Assigned task: Your answer should consist of the lines in the listing that hold "value".

[[ Input for this task, beginning ]]

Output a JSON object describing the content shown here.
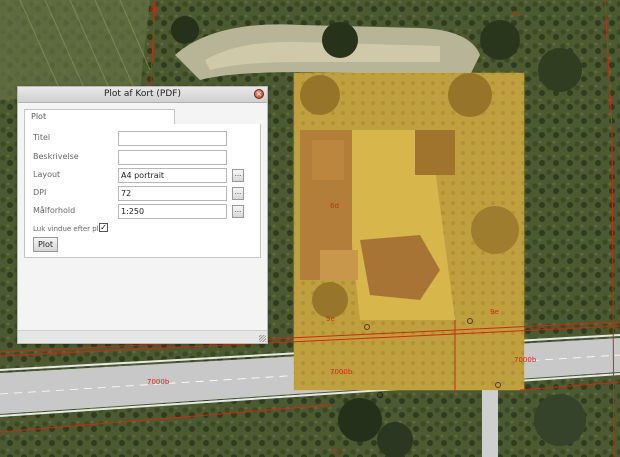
{
  "dialog": {
    "title": "Plot af Kort (PDF)",
    "close_icon": "close-icon",
    "tab_label": "Plot",
    "fields": {
      "titel": {
        "label": "Titel",
        "value": ""
      },
      "beskrivelse": {
        "label": "Beskrivelse",
        "value": ""
      },
      "layout": {
        "label": "Layout",
        "value": "A4 portrait",
        "button": "..."
      },
      "dpi": {
        "label": "DPI",
        "value": "72",
        "button": "..."
      },
      "scale": {
        "label": "Målforhold",
        "value": "1:250",
        "button": "..."
      }
    },
    "close_after_plot": {
      "label": "Luk vindue efter plot",
      "checked": true,
      "mark": "✓"
    },
    "plot_button": "Plot"
  },
  "map": {
    "plot_extent_color": "#e0a832",
    "parcel_line_color": "#d22810",
    "labels": {
      "road_left": "7000b",
      "road_mid": "7000b",
      "road_right": "7000b",
      "parcel_a": "6d",
      "parcel_b": "9e",
      "parcel_c": "9e",
      "top_a": "8e",
      "top_b": "8e",
      "bottom": "8e"
    }
  }
}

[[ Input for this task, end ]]

Your solution:
        "value": ""
        "value": ""
        "value": "A4 portrait",
        "value": "72",
        "value": "1:250",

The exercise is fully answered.